Scientists digging for climate history beneath Dead Sea
Jerusalem: In an unprecedented research, an
international team of scientists has been digging deep beneath
the Dead Sea to collect a record of climate change and
earthquake history stretching back half a million years.
Under this unique project, led by Prof Zvi Ben-Avraham of
Tel Aviv University's (TAU) Minerva Dead Sea Research Center,
the team will dig deep beneath the Dead Sea, 500 meters down
under 300 meters of water.
At 423 meters below sea level, the Dead Sea is the lowest
place on earth which attracts millions of tourists from around
the world to enjoy its legendarily healing properties.
"The study aims to get a complete record in unprecedented
resolution -- at one year intervals -- of the last 500
thousand years," said Prof Ben-Avraham.
Looking at the core sample to be dug about five miles
offshore near Ein Gedi, the researchers hope to pinpoint
particular years in Earth history to discover the planet's
They will be able to see what the climate was like
365,250 years ago, for instance, or determine the year of a
catastrophic earthquake, a TAU release said, describing the
40-day project as the largest ever Earth sciences study of its
kind in Israel.
The evidence, according to the university, will help the
world's climatologists calibrate what they know about climate
change from other geological samples -- and may lead to better
predictions of what's in store for Middle East weather.
For example, it would reveal whether the present dry and
hot periods in the region are something new or are they part
of some larger cyclical pattern?
What they find should also shed light on earthquake
patterns -- important information for Israelis, Jordanians and
Palestinians who live on or around the fault line that passes
through the Dead Sea region, said the release.
"The sediments provide an 'archive' of the environmental
conditions that existed in the area in its geological past,"
Prof Ben-Avraham was quoted as saying.
While the sample being collected isn't as deep as oil
explorers drill to look for oil, the core will be something
special: it will be kept in an unbroken piece so that records
can be traced more accurately, the researchers said.
The study is being supported by the Israel Sciences
Academy and includes dozens of scientists from America,
Germany, Switzerland, Norway, Japan, and Israel.
Scientists from Jordan and the Palestinian Authority are
also cooperating on this unique event.

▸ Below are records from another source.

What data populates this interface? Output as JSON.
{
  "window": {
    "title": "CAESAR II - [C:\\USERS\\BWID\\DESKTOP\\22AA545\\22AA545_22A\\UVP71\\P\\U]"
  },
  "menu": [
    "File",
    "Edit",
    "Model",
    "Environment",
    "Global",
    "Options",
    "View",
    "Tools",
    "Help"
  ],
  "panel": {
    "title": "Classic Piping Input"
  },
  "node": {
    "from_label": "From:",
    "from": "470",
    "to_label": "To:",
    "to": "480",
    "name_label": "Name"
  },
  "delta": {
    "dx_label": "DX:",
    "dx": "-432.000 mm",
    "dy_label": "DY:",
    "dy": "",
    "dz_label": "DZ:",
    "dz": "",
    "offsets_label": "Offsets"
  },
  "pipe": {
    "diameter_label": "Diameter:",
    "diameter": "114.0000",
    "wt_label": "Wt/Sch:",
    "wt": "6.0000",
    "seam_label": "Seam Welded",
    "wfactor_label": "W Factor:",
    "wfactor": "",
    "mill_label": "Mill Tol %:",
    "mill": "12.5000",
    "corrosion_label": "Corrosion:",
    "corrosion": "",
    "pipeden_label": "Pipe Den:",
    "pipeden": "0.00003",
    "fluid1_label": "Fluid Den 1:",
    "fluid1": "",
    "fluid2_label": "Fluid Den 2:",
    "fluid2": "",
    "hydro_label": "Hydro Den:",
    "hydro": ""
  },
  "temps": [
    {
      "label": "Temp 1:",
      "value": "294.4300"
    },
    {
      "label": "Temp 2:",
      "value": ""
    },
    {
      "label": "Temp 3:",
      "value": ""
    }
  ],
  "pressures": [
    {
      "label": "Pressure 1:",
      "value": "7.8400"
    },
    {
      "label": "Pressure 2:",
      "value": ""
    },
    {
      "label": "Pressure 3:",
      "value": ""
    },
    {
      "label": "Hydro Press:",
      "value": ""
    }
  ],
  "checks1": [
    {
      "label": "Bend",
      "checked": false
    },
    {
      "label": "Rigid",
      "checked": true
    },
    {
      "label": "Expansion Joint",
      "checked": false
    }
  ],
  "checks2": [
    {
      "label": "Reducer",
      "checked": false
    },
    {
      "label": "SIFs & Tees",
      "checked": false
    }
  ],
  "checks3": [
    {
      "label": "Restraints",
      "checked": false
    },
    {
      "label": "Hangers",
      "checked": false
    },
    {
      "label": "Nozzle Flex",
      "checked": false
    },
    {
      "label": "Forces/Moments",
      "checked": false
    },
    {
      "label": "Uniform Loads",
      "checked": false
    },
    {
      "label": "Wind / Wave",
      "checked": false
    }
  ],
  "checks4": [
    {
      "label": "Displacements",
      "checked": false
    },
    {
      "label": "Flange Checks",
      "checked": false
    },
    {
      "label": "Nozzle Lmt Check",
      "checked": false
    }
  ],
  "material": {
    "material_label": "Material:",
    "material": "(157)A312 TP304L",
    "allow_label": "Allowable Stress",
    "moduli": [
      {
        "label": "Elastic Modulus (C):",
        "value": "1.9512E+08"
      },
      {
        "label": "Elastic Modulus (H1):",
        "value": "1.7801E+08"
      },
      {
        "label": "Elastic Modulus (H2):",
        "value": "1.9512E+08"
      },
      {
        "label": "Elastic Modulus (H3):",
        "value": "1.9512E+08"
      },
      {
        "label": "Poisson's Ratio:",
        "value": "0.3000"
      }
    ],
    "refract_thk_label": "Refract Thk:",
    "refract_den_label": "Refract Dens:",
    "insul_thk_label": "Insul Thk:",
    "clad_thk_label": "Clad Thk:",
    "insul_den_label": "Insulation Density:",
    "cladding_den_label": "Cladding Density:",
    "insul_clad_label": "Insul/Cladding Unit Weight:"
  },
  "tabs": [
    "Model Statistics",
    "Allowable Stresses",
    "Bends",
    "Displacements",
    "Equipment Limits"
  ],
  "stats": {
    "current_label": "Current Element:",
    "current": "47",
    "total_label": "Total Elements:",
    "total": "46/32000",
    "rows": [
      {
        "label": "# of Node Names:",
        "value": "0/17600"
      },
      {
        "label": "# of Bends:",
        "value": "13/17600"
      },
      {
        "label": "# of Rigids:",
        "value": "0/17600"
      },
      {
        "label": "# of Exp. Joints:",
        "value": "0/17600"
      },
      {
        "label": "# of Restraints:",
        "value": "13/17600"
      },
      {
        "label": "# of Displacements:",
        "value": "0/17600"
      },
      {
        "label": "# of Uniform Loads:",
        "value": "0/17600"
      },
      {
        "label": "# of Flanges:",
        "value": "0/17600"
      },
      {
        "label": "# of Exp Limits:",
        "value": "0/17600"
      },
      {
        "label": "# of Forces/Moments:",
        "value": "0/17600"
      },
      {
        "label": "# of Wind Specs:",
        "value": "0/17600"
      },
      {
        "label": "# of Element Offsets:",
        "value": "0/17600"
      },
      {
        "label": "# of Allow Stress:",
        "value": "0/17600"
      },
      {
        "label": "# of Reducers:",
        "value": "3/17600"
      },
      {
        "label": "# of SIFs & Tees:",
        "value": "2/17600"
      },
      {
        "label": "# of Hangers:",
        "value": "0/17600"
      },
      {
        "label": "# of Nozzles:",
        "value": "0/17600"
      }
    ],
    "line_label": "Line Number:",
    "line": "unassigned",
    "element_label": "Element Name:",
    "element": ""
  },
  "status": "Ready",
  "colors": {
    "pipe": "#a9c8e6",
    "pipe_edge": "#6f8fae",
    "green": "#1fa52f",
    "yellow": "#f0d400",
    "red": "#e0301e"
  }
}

The researchers come
from a variety of disciplines, from environmental science to
chemistry, and each will get different parts of the core to